A Bright Future: How Some Countries Have Solved Climate Change and the Rest Can Follow, by Joshua S. Goldstein and Staffan A. Qvist, depicts two different paths of emission-free energy use: Germany and Sweden. The contrasting stories have Sweden on one side. The Swedish has cut carbon emissions in half while doubling the use of electricity through the construction of various nuclear power plants in the last 50 years. Then there’s Germany; who has twice as many emissions per capita, yet still uses only one third less the electricity. Instead of supporting its existing nuclear power generation, Germany has begun to close down plants and has attempted to replace that energy using wind and solar. These renewables make up 15 percent of their total energy production. In turn, emissions aren’t down; they are actually up and Germany still produces a billion tons of carbon emissions per year.
As Chris Wright reports in his review for Dissident Voices of the Joshua S. Goldstein and Staffan A. Qvist book, “A Bright Future: How Some Countries Have Solved Climate Change and the Rest Can Follow,” both nuclear and renewables have little by way of lifecycle carbon emission, yet nuclear provides undeniably more powerful and dense energy. Take Ringhals, in Sweden, as an example. This nuclear power plant can produce 4 Gigawatts of electricity day and night. A solar field would need to stretch 40 to 100 miles to produce the same amount of energy as Ringhals, which only covers 150 acres.
Nuclear is a zero emission energy source that produces at a rate unparalleled with renewable energy sources, yet its prosperous potential is resisted by a common misconception about its waste. Nuclear, actually, produces very little waste. Goldstein and Qvist explain that “the entire volume of spent fuel from fifty years of nuclear power—a source that produces one-fifth of U.S. electricity—could be packed into a football stadium, piled twenty feet high.” Not only is there very little waste, but the waste itself has been stored for the last 70 years with no apparent health effects. We need to not just talk about nuclear waste—we need to compare nuclear’s waste with the waste of the alternatives. Fossil fuel waste is destroying the planet’s climate and causing as many as 7 million people a year to die prematurely from breathing poor air quality. Solar cells decay after a life estimated at 25 years and turn into long-lasting toxic waste, as do wind turbines, for which there is almost no good disposal process available.
Nuclear, the authors inform us, is one of our best weapons against fossil fuel use and should have a huge part in combating climate change.
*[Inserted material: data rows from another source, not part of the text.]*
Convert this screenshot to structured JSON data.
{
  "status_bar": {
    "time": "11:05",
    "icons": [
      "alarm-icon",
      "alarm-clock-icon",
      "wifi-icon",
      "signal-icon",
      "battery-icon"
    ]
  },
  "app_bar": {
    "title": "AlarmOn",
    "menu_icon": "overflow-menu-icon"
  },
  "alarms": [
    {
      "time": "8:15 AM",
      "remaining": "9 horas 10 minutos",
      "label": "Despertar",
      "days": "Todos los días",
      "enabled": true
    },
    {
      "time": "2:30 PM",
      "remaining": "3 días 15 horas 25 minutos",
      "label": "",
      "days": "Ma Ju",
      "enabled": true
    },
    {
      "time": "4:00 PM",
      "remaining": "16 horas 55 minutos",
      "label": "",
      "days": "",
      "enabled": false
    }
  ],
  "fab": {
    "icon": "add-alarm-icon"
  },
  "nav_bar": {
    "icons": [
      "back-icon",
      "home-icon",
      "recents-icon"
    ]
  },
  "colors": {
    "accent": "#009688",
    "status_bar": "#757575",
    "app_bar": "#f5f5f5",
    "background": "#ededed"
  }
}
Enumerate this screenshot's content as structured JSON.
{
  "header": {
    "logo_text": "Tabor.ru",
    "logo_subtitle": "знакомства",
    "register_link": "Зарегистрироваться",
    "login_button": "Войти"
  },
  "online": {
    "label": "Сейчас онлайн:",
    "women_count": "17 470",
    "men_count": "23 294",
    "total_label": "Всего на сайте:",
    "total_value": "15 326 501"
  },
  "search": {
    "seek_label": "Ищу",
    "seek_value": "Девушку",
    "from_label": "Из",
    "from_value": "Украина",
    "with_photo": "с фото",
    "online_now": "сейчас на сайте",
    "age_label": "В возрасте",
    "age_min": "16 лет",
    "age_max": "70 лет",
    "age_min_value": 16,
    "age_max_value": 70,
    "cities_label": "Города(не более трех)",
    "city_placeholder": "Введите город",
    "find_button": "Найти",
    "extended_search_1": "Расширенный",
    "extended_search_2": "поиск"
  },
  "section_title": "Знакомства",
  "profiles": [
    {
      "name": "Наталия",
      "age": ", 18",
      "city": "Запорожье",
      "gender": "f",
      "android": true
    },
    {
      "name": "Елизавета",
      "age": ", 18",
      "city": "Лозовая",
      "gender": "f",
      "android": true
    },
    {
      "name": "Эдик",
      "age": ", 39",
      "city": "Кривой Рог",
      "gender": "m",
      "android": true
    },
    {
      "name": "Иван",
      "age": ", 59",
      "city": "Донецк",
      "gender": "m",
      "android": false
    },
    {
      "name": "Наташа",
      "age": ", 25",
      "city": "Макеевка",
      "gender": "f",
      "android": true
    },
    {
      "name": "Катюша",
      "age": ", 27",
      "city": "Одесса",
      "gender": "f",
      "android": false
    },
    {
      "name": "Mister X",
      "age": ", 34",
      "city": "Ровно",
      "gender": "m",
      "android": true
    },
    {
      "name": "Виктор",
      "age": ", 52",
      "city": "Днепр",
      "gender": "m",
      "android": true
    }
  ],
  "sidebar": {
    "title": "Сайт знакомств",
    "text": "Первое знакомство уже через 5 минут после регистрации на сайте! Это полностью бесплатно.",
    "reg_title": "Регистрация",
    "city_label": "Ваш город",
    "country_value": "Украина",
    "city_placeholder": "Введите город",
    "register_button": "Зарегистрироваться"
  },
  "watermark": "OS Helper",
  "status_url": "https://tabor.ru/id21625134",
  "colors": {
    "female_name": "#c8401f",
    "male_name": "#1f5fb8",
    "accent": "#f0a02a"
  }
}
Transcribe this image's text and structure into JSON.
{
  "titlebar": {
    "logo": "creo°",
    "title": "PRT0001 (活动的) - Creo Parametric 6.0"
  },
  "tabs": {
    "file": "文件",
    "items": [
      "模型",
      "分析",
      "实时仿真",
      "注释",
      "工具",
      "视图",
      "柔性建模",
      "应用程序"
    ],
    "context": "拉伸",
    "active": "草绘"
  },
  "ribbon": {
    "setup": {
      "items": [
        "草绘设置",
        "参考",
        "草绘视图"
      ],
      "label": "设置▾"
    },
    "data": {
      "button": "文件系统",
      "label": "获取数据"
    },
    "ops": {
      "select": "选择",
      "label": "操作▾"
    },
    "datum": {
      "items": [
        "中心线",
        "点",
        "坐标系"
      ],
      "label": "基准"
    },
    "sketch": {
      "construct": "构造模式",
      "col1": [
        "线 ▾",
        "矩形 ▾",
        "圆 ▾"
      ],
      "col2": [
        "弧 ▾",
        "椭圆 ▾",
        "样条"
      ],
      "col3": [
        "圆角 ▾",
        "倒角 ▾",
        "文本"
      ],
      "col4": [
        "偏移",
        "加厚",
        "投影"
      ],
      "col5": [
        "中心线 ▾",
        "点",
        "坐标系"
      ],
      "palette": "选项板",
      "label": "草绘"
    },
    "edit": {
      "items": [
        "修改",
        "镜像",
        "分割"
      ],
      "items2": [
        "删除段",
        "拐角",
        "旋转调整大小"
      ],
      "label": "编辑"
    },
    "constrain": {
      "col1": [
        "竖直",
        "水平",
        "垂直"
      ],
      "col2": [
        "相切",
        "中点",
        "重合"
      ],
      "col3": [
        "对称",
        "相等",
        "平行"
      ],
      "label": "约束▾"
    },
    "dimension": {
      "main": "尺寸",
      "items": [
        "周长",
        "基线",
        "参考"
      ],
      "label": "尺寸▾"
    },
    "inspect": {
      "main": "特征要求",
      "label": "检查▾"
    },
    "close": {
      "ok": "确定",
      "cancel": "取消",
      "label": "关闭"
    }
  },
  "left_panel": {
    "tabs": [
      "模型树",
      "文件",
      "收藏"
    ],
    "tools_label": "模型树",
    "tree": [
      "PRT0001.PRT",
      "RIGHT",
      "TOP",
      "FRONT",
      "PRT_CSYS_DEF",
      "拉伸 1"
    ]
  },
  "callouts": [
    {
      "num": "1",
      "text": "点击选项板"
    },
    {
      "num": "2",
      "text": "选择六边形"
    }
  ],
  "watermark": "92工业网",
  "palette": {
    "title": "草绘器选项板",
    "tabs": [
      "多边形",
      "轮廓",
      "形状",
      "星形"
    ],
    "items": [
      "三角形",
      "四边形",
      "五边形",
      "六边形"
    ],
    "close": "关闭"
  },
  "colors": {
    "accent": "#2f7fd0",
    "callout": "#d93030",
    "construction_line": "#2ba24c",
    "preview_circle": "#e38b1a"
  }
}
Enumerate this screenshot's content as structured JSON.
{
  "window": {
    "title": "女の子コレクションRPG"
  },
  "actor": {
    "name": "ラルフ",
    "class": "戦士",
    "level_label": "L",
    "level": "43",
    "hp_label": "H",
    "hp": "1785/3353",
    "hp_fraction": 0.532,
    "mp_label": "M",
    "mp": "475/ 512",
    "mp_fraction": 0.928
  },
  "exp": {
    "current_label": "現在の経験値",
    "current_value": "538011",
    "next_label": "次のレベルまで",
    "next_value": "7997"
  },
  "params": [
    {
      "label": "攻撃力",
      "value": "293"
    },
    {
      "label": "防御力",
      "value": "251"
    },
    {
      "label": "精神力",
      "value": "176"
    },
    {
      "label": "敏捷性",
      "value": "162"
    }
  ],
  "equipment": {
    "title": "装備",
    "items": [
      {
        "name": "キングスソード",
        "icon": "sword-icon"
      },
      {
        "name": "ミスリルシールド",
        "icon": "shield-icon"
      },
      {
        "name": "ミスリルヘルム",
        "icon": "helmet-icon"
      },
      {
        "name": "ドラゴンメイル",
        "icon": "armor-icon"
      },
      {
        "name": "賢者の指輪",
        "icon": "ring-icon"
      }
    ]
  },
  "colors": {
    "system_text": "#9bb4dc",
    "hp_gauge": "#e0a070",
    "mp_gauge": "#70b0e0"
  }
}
Without rapid production of nuclear power plants, it’s impossible to match the demand for energy while greatly diminishing carbon emissions. However, power plants across the United States are being shut down due to political reasons. Wright claims that “when Massachusetts’ last remaining nuclear power plant, Pilgrim, closed last month, much more electricity generation was lost than the state generates with all its solar, wind, and hydro power combined.”